* **PROBLEM REQUIREMENTS**
Pictures stay out of the output. Return exactly the lines below from the one with "Parse this screenshot: output" down to the one with "Enumerate this screenshot's", both included, and nothing more.
EXERCISE DATA section start
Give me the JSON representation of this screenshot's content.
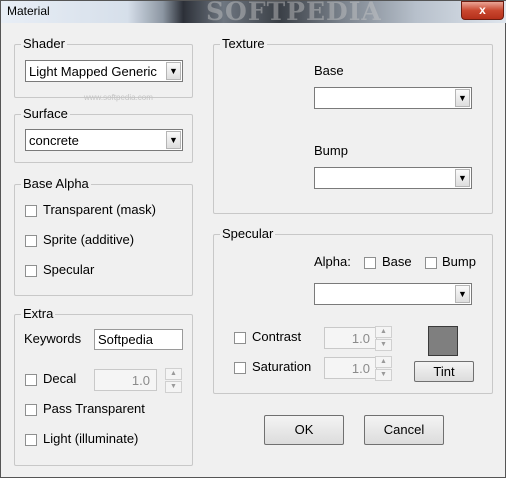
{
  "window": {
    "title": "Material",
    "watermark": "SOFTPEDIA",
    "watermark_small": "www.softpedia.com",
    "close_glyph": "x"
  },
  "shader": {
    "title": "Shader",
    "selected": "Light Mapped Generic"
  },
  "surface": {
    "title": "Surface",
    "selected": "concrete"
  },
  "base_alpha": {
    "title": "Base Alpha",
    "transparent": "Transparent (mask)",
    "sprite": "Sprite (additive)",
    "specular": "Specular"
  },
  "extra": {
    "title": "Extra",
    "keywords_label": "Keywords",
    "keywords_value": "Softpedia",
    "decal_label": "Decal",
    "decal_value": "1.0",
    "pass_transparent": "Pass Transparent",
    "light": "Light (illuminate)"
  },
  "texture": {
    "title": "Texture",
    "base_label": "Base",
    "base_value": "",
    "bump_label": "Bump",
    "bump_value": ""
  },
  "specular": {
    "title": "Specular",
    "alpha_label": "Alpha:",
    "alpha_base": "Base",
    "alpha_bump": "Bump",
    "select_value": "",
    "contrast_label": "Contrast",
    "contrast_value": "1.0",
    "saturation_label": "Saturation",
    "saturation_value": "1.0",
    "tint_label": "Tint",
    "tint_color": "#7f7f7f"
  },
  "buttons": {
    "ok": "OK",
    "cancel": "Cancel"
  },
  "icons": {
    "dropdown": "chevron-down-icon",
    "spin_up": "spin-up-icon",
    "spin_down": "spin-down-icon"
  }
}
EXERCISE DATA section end
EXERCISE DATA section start
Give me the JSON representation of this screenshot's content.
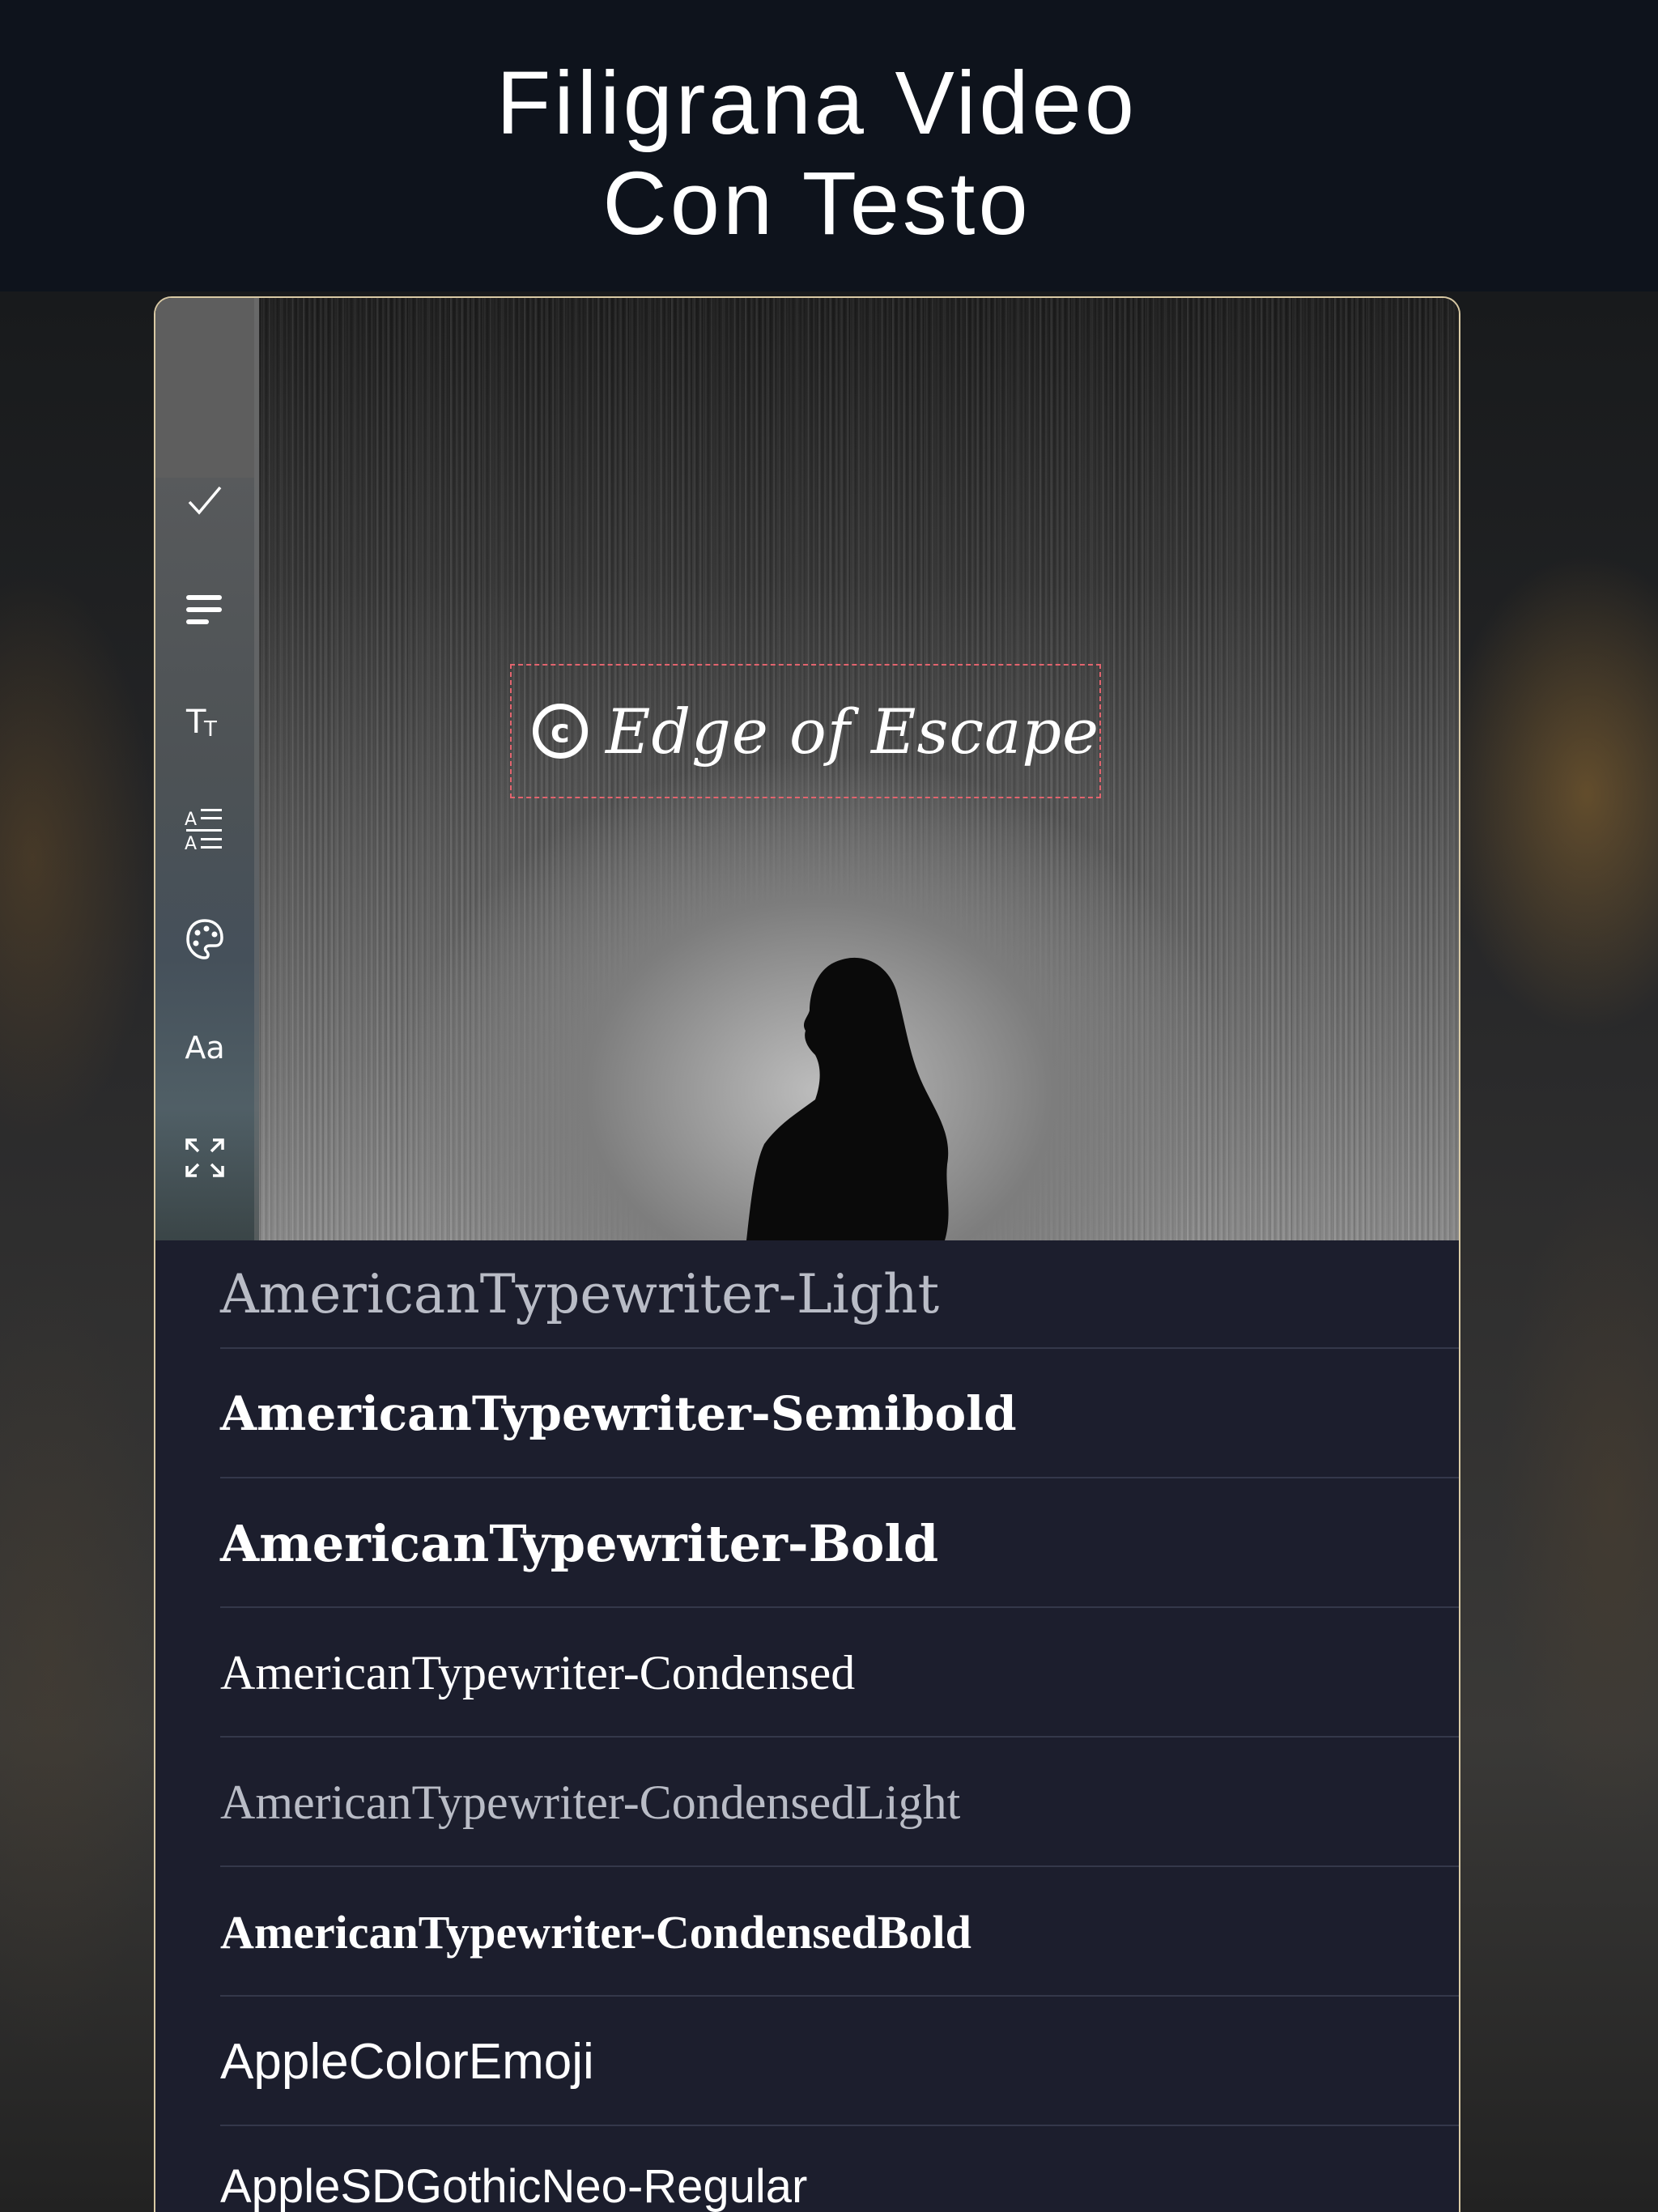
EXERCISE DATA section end
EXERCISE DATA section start
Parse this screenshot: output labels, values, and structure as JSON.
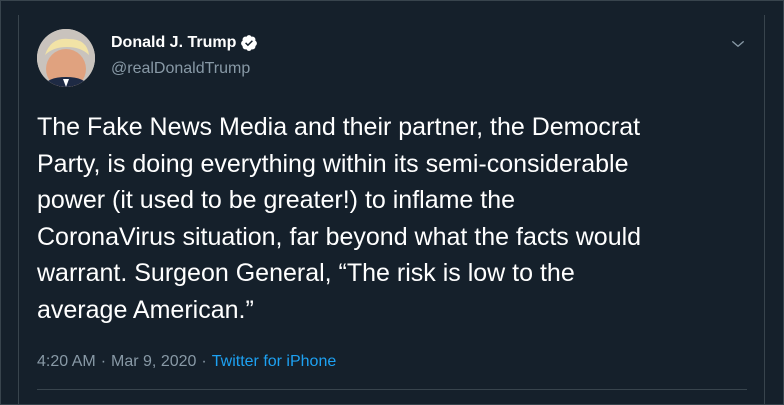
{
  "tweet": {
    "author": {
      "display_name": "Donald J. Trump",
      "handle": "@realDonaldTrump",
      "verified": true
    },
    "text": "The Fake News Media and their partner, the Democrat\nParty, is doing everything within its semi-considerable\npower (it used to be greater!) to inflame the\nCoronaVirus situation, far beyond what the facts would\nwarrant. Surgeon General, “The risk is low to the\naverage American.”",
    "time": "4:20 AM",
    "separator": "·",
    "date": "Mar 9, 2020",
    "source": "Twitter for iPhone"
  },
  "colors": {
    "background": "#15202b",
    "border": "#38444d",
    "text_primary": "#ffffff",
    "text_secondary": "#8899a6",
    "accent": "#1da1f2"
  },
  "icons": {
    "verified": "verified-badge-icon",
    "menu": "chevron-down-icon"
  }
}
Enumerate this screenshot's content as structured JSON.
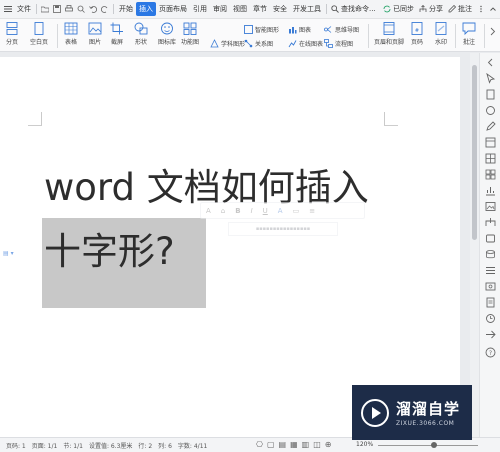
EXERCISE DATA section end
* **OUTPUT BELOW**
Parse this screenshot: output labels, values, and structure as JSON.
{
  "tweet": {
    "author": {
      "display_name": "Donald J. Trump",
      "handle": "@realDonaldTrump",
      "verified": true
    },
    "text": "The Fake News Media and their partner, the Democrat\nParty, is doing everything within its semi-considerable\npower (it used to be greater!) to inflame the\nCoronaVirus situation, far beyond what the facts would\nwarrant. Surgeon General, “The risk is low to the\naverage American.”",
    "time": "4:20 AM",
    "separator": "·",
    "date": "Mar 9, 2020",
    "source": "Twitter for iPhone"
  },
  "colors": {
    "background": "#15202b",
    "border": "#38444d",
    "text_primary": "#ffffff",
    "text_secondary": "#8899a6",
    "accent": "#1da1f2"
  },
  "icons": {
    "verified": "verified-badge-icon",
    "menu": "chevron-down-icon"
  }
}
Enumerate this screenshot's content as structured JSON.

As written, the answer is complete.